Information supplied START

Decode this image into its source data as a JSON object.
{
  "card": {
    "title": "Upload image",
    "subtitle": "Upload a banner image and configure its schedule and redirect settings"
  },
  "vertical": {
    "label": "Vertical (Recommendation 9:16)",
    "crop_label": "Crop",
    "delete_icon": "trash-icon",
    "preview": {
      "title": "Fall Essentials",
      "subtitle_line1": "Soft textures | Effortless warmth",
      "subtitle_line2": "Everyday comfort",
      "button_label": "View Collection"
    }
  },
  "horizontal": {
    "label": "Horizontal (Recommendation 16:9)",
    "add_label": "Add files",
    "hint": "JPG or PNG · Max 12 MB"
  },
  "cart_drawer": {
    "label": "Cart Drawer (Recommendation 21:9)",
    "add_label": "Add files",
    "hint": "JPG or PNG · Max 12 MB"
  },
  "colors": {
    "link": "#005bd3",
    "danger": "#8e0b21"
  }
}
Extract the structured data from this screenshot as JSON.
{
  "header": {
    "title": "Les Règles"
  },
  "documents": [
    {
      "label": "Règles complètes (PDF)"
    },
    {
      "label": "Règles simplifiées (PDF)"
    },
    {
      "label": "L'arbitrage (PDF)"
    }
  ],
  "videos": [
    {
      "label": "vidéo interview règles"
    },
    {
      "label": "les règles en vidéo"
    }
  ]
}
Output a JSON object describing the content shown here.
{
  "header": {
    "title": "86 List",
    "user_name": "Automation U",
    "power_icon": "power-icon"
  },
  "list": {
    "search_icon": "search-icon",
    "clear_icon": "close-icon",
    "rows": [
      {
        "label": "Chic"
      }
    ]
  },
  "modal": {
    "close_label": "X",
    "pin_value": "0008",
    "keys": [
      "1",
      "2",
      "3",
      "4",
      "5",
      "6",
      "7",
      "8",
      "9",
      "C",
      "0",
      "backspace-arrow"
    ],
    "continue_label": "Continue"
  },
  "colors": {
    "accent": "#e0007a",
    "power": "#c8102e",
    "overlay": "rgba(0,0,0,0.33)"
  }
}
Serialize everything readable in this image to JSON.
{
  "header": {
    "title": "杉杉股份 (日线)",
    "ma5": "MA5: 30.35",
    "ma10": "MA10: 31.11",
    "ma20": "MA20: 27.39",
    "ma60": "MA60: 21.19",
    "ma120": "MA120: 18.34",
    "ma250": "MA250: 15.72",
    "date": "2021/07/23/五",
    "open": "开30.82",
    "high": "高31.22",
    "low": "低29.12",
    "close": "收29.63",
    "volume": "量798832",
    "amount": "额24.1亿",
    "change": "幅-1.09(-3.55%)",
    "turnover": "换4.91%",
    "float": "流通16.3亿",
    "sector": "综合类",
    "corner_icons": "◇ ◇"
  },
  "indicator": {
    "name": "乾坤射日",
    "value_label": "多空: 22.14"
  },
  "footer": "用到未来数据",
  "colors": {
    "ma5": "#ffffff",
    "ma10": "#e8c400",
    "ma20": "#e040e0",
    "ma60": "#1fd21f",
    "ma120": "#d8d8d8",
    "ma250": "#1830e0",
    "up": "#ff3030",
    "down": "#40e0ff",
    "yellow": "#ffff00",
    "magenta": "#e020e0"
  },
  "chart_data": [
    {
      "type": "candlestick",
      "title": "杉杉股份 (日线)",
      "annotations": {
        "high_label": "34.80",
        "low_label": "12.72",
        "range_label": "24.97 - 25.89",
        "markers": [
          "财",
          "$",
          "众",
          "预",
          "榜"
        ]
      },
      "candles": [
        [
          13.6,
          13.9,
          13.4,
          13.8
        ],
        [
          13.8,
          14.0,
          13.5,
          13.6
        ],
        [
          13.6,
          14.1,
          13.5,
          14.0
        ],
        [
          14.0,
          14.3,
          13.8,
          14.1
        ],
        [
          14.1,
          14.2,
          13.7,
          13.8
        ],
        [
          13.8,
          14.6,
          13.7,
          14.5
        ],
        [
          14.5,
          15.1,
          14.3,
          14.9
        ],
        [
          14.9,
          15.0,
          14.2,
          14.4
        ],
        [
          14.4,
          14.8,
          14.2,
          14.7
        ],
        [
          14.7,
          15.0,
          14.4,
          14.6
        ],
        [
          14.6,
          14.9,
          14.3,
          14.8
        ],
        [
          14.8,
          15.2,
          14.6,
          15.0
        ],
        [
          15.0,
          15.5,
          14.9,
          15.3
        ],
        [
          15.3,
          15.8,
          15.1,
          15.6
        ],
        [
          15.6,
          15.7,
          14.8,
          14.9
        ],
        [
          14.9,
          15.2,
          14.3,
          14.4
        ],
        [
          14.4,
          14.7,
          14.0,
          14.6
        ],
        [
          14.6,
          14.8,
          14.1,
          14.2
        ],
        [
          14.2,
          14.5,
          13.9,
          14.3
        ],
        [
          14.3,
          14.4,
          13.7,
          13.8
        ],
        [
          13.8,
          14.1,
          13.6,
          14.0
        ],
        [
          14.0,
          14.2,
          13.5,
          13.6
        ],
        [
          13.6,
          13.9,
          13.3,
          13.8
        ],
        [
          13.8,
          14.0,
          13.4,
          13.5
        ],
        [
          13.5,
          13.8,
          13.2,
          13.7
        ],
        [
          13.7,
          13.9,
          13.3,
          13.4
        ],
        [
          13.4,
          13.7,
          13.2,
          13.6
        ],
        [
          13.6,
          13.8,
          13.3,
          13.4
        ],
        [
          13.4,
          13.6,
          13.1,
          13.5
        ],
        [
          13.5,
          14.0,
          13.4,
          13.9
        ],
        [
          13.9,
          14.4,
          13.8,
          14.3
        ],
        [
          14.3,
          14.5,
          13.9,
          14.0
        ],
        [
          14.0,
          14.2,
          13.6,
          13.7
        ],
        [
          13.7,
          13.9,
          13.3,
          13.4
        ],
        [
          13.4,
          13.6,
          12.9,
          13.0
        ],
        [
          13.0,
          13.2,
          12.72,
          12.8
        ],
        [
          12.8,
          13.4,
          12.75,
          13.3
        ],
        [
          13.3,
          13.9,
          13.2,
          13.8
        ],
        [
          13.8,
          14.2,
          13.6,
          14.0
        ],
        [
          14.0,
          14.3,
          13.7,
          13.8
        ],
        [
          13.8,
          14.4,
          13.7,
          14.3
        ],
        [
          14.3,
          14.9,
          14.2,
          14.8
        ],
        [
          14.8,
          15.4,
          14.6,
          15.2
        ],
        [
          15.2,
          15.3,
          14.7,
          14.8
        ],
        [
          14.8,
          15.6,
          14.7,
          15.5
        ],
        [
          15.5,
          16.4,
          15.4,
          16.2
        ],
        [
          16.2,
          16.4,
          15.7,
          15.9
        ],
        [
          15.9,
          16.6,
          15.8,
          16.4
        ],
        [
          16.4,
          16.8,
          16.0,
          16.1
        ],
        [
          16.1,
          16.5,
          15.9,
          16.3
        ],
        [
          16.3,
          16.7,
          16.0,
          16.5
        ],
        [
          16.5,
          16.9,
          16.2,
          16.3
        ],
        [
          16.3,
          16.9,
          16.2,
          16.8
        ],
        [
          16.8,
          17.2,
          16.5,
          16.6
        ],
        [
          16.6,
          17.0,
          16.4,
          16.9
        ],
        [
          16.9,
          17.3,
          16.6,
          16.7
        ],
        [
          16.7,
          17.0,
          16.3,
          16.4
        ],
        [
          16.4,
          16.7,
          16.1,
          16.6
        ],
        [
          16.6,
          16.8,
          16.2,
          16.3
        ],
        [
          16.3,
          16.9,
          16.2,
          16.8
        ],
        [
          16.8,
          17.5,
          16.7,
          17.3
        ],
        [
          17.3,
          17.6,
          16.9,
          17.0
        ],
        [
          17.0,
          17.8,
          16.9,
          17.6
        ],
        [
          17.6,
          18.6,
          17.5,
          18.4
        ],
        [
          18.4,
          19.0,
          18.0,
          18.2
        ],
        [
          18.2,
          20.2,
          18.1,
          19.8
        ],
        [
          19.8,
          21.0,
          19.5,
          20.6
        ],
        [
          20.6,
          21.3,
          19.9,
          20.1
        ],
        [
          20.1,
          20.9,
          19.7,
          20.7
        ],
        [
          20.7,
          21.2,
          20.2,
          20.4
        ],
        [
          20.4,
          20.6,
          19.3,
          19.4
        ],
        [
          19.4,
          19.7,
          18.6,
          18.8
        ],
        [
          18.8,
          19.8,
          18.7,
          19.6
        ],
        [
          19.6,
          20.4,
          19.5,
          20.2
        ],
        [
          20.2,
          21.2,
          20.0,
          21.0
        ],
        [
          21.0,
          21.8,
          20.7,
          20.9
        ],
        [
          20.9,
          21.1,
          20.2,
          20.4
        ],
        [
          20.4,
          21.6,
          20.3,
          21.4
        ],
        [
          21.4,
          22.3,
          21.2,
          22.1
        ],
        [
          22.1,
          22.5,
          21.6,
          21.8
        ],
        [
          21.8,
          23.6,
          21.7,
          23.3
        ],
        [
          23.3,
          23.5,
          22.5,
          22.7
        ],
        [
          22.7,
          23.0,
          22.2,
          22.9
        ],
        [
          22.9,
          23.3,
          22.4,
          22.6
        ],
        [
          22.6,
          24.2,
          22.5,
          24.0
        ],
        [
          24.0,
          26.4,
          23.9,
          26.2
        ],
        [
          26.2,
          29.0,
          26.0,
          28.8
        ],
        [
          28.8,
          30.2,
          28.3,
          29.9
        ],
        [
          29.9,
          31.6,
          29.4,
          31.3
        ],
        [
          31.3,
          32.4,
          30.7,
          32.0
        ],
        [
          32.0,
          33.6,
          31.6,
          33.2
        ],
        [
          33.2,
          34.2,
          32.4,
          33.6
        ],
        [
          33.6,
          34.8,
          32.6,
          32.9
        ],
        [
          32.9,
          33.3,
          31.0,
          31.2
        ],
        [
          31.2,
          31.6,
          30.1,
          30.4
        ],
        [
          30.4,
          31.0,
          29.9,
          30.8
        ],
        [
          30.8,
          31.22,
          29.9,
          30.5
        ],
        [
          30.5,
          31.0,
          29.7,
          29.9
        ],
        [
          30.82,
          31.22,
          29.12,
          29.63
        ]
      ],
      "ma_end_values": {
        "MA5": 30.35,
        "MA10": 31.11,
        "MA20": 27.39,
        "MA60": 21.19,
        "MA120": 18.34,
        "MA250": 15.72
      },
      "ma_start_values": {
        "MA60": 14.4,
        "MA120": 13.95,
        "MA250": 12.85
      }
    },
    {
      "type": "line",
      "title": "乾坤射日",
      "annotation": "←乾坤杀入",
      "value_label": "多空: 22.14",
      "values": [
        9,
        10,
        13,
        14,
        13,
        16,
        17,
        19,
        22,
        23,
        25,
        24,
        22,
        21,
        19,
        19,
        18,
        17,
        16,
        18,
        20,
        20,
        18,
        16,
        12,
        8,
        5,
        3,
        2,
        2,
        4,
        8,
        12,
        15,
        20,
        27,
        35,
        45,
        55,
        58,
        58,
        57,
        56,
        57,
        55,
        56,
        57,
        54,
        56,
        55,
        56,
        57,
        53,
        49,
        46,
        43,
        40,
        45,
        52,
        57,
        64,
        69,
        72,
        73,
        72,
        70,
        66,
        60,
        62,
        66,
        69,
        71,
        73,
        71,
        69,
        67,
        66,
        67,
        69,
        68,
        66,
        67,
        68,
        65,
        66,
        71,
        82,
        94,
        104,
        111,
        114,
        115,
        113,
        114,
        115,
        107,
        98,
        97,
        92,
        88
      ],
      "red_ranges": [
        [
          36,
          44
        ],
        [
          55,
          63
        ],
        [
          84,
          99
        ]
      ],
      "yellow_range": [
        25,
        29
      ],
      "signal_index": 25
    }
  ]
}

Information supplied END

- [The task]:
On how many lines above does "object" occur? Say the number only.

- [Solution to this exercise]:
2